But the journey to Feed the Beast hasn’t been all Champagne and glitter. Her continued work with Dr. Luke has been troublesome to many music fans, due to accusations of sexual assault and abuse that kept the producer locked in a long-running legal battle with Kesha, which just settled out of court this week. Then, after signing to a major label in 2021, Petras’ original debut album, Problematique, was scrapped entirely and eventually leaked.
Petras has described her new release as her most “personal” work to date, a project forsaking the characters she embodied on her Turn Off the Lights Halloween projects or even last year’s Slut Pop EP. But somehow this album feels like we’ve gotten even further from who Petras is creatively, losing the weird magnetism and spark that made her past eras feel so fun and against the grain.
Largely, Petras’ new material seems heavily inspired by Nineties house and Europop. Lead single “Alone,” featuring a surprisingly low — energy Nicki Minaj guest verse, samples Alice Deejay’s 1999 hit “Better Off Alone,” adding unnecessary trap hi-hats into the mix. Much of the album is comprised of similarly cheap ploys for radio and TikTok play, making the often trendsetting Petras a copy of many copies.
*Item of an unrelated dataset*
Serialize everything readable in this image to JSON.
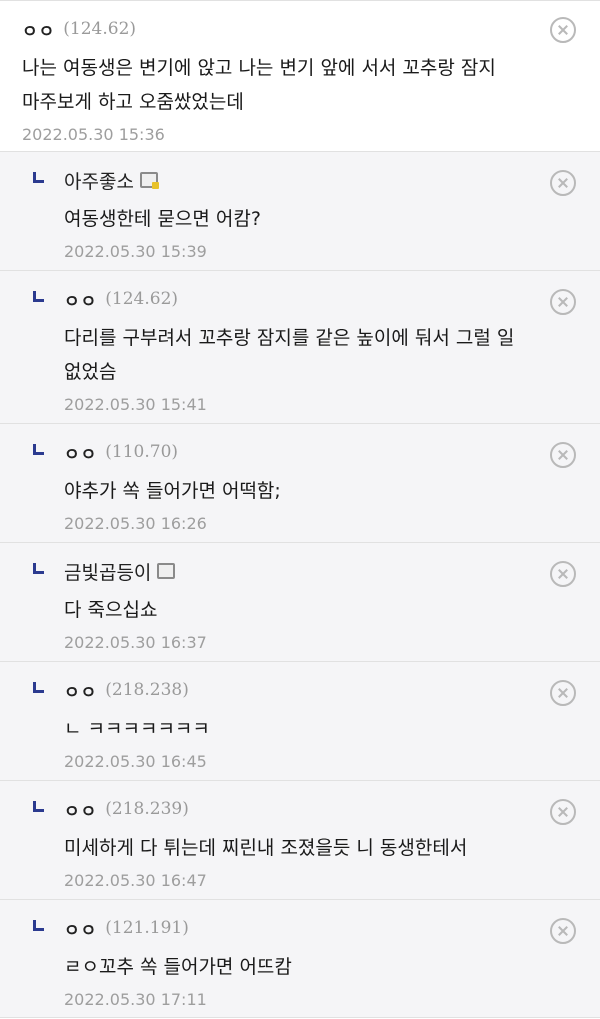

Tracks like “King of Hearts” and “Claws” sound like an onslaught of overpriced vodka sodas: watered down and indiscernible from the next one.
It’s not all bad news: “Coconuts,” released last year, is still a sunshine-y bop. “Revelations” features a steely bit of Eighties guitar and a chorus that feels like a nod to her spooky-pop history. While most of the songs are extremely horny, “Sex Talk” and “Hit It From the Back” are the sexiest of the sex songs, commendable for their directness and sense of humor.
“Minute” exudes some of that vulnerability Petras promised from the album: It’s a straightforward yearning love song about wanting someone to stay just a little longer. Meanwhile, “Uh Oh” is a classic Petras party track. She sings “Everything I drop is a banger” on the chorus, which is true of the song but falls flat when thinking of the rest of the album.
Of course, even the weaker songs have their dance-floor potential. Petras is, above all else, a pure fan of pop music and the feeling it exudes. But in chasing her new status as the type of pop star who has Top 40 potential, she abandoned the freakishly forward-thinking personality that built her a base to begin with. Here, the beast has been tamed. Let’s hope it doesn’t stay subdued much longer.